## The task
Take each line of the data that contains the string "Globální" and copy it.

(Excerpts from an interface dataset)
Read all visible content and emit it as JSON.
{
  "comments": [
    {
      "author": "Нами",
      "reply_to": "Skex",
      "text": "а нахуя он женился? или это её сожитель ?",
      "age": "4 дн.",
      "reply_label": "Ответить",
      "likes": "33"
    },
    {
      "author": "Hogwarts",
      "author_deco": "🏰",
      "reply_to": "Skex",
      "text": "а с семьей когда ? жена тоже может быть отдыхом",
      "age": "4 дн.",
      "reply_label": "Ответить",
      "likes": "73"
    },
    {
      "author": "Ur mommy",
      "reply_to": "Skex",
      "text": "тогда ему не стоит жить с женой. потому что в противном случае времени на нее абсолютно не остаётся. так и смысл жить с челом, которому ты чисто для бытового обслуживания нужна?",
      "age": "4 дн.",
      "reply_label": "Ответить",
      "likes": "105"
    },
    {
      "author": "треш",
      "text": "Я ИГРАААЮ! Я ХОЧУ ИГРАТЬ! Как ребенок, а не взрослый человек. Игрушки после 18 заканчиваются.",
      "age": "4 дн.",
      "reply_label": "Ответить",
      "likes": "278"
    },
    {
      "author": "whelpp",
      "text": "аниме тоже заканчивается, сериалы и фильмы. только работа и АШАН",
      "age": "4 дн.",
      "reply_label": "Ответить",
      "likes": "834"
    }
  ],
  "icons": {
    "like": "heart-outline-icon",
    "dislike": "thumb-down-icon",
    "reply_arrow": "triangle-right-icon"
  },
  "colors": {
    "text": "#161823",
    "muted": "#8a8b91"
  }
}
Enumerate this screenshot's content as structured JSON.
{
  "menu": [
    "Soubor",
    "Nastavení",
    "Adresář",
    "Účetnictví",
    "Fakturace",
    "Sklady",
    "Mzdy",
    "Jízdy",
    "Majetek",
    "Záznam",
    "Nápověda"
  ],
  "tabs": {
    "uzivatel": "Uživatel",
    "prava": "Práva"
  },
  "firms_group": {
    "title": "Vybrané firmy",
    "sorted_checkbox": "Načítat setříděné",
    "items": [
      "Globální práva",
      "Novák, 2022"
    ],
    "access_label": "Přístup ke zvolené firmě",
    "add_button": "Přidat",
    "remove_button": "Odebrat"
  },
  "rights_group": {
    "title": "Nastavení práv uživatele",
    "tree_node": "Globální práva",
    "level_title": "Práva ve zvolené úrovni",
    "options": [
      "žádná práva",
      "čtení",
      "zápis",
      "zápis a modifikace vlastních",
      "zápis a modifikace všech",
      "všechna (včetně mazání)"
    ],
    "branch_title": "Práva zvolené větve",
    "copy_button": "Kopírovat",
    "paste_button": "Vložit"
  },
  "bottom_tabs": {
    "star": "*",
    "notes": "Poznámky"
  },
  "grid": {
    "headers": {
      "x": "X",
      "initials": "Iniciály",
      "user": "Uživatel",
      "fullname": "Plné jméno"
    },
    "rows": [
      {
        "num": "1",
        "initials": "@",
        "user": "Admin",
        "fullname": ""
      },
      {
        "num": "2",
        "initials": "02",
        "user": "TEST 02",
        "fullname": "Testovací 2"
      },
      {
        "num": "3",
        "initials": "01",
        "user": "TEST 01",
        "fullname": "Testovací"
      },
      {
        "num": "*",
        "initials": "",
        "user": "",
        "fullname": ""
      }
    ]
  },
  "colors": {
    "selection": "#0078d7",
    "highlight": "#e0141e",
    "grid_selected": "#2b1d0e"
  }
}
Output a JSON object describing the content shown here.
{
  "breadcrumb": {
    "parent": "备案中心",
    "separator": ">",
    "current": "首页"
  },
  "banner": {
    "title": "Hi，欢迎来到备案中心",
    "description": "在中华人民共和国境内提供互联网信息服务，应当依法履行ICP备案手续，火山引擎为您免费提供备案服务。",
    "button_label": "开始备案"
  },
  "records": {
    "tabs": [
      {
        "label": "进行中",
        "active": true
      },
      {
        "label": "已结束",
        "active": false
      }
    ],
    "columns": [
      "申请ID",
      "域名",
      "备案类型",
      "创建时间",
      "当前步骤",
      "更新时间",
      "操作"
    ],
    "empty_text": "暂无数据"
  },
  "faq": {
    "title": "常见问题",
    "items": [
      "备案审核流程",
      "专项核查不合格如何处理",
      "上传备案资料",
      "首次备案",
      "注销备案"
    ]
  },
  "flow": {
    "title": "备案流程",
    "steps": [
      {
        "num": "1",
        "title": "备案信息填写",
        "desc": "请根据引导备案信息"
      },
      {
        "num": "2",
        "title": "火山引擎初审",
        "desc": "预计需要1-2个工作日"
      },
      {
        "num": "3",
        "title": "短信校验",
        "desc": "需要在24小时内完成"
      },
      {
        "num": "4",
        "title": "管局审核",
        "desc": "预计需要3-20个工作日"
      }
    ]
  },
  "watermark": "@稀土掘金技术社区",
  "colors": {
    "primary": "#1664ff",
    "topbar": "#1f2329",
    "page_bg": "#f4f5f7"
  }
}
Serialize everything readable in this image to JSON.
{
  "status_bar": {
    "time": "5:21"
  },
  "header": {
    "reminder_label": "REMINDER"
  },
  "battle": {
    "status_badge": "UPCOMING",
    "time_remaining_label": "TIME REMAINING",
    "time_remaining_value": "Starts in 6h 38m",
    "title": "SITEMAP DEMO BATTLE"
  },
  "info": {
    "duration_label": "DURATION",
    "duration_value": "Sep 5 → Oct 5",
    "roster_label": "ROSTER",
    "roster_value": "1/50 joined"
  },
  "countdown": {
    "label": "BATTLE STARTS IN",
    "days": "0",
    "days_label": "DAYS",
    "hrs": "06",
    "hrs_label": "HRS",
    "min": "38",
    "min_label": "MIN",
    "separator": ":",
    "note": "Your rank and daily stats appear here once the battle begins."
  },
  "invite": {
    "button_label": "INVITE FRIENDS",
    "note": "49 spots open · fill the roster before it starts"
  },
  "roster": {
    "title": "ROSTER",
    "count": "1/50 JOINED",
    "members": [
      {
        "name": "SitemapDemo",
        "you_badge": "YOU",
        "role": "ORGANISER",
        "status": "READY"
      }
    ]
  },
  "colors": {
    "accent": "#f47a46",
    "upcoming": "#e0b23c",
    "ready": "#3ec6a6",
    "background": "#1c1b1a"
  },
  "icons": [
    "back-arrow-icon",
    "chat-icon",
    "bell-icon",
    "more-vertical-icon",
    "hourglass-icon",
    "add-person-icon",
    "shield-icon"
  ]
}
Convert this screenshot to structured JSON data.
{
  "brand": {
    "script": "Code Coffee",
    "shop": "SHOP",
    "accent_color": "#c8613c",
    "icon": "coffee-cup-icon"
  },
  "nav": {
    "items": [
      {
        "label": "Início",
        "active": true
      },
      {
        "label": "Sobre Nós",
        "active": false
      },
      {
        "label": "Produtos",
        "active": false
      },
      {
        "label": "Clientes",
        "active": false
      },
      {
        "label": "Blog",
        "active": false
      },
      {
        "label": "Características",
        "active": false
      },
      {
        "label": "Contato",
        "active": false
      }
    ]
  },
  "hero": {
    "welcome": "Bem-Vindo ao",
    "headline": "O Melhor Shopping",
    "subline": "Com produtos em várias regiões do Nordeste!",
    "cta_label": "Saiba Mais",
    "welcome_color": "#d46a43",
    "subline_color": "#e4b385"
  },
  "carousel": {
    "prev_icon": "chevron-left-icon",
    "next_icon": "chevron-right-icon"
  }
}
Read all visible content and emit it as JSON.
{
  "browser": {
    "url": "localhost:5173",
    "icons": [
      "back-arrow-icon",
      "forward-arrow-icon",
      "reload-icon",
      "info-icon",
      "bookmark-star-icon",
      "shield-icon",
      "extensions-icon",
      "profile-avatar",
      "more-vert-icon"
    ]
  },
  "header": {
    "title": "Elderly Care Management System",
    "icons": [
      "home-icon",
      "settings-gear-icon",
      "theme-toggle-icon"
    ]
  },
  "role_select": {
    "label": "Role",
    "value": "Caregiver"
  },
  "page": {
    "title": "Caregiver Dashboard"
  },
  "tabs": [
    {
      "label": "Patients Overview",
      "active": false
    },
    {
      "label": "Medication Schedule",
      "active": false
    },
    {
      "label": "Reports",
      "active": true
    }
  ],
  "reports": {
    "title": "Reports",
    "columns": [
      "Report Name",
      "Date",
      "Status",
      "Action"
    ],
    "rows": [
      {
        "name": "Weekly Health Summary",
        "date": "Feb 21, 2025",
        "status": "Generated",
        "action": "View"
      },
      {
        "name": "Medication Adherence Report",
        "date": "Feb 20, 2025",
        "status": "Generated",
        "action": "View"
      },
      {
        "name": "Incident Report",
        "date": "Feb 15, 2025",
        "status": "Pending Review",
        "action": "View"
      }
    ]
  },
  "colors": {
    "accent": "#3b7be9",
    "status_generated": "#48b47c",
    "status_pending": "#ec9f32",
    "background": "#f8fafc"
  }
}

## Exercise result
      "Globální práva",
    "tree_node": "Globální práva",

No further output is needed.